Score – 4/5

The Fort – Bernard Cornwell

Title – The Fort

Author – Bernard Cornwell

Published – 2011

Genre – Historical Fiction

I’ve been a huge fan of Bernard Cornwell’s for a long time, and although it can seem that reading his books have become a habit, he really doesn’t disappoint.  My initial introduction was through Redcoat and the Starbuck Chronicles – for some reason I am fascinated by the early conflicts in America, so I was delighted  to find that the latest book was centred around a confrontation between the Redcoats and the Patriots.

Summer 1779. Seven hundred and fifty British soldiers and three small ships of the Royal Navy. Their orders: to build a fort above a harbour to create a base from which to control the New England seaboard. Forty-one American ships and over nine hundred men. Their orders: to expel the British. The battle that followed was a classic example of how the best-laid plans can be disrupted by personality and politics, and of how warfare can bring out both the best and worst in men.

I have to confess that I usually spend the first chapter or two of one of Cornwell’s books in a state of confusion. They usually avoid too much scene setting and plunge you straight into the story where you have to try to figure out who the different characters are & what’s happening. The Fort is no different and I’ve also broadened my knowledge of sailing and military terms!

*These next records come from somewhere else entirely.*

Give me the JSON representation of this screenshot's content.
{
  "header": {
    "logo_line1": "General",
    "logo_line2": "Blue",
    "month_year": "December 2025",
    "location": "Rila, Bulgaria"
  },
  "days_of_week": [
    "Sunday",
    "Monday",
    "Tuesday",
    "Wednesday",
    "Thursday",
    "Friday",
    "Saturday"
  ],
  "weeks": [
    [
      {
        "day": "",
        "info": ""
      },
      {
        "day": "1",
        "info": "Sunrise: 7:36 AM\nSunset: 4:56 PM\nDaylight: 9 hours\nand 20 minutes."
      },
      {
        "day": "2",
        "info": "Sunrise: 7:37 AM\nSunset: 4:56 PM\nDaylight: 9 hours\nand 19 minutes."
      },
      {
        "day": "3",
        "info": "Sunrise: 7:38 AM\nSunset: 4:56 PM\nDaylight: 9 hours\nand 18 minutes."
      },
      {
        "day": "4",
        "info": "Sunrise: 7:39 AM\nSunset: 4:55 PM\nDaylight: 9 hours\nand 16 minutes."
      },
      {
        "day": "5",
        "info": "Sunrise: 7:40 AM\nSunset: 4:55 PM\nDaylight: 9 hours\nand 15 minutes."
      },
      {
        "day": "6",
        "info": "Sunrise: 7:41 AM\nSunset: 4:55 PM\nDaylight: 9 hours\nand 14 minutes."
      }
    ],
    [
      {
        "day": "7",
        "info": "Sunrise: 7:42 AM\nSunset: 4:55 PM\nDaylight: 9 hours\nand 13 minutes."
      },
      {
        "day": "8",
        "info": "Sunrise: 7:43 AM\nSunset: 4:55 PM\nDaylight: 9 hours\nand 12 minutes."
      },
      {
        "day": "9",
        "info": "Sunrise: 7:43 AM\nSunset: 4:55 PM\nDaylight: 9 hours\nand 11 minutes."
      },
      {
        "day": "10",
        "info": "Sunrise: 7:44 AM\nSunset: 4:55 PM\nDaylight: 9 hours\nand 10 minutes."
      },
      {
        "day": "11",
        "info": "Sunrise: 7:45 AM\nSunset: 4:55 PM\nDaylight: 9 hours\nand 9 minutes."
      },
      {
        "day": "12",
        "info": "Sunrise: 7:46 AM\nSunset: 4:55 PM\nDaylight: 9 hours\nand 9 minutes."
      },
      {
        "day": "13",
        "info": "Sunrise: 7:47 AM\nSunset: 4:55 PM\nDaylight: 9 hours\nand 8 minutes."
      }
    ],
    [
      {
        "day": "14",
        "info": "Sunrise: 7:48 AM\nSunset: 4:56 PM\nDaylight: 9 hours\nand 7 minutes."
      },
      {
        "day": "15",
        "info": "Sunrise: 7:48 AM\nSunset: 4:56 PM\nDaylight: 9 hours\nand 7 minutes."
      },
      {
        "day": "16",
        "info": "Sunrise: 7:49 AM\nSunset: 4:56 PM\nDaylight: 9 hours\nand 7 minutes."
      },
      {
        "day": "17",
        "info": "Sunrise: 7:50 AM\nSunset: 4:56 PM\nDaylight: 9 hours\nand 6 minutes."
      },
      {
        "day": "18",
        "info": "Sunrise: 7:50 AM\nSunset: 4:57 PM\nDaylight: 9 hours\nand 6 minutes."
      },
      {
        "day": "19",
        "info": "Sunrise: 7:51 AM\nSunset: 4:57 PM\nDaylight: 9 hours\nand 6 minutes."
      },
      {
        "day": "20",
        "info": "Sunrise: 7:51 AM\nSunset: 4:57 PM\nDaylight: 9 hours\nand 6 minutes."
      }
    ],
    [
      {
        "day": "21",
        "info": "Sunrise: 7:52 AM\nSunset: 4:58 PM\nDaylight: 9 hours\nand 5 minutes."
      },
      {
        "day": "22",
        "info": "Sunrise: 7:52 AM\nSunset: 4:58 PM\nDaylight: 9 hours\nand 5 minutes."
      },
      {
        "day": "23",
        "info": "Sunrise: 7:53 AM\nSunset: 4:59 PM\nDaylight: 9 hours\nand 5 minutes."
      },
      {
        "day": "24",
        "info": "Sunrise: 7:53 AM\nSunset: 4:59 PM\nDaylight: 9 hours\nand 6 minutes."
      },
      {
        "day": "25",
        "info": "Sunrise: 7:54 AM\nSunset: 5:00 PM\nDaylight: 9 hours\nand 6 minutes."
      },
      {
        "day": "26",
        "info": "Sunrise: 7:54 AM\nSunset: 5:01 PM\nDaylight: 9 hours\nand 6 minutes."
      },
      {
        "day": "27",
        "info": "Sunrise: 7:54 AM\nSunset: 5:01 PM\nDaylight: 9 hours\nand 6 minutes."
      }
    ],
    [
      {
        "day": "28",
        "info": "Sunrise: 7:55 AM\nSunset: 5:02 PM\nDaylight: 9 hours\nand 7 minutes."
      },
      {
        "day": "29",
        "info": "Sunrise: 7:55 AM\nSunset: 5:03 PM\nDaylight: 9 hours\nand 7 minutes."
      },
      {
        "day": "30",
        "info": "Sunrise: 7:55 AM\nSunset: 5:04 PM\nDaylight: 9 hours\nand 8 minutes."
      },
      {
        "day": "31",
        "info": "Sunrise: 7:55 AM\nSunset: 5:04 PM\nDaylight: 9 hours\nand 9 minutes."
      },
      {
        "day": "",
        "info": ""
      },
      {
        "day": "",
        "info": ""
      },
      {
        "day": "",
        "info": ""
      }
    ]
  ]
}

The book is based on actual events that took place in 1779 and the historical notes at the end are great supplement to the  story. But this is no weighty tome describing the events – Cornwell uses characters on both side of the conflict to put the reader in the midst of the action. Some of these characters – like Peleg Wadsworth and General McLean are true heroes – honourable, brave, patriotic, but there are others who are cowards, and malingerers. And Paul Revere – I don’t want to give too much away, but what a revelation.

As the assault by the Patriots on the newly constructed Fort George is by sea there is quite a mix of sea and land combat.  Cornwell could never be accused of glorifying war and whether it’s on the fields of Waterloo or Azincourt there is huge attention to detail and the gruesome results.  If anything I think that the skirmishes on the land let the book down a little –  I would have preferred a bit more time spent in the thick of the action, but that’s a small gripe.

 This was a fascinating story and a great read- made all the more remarkable because of the true story on which it is based.

Score – 4/5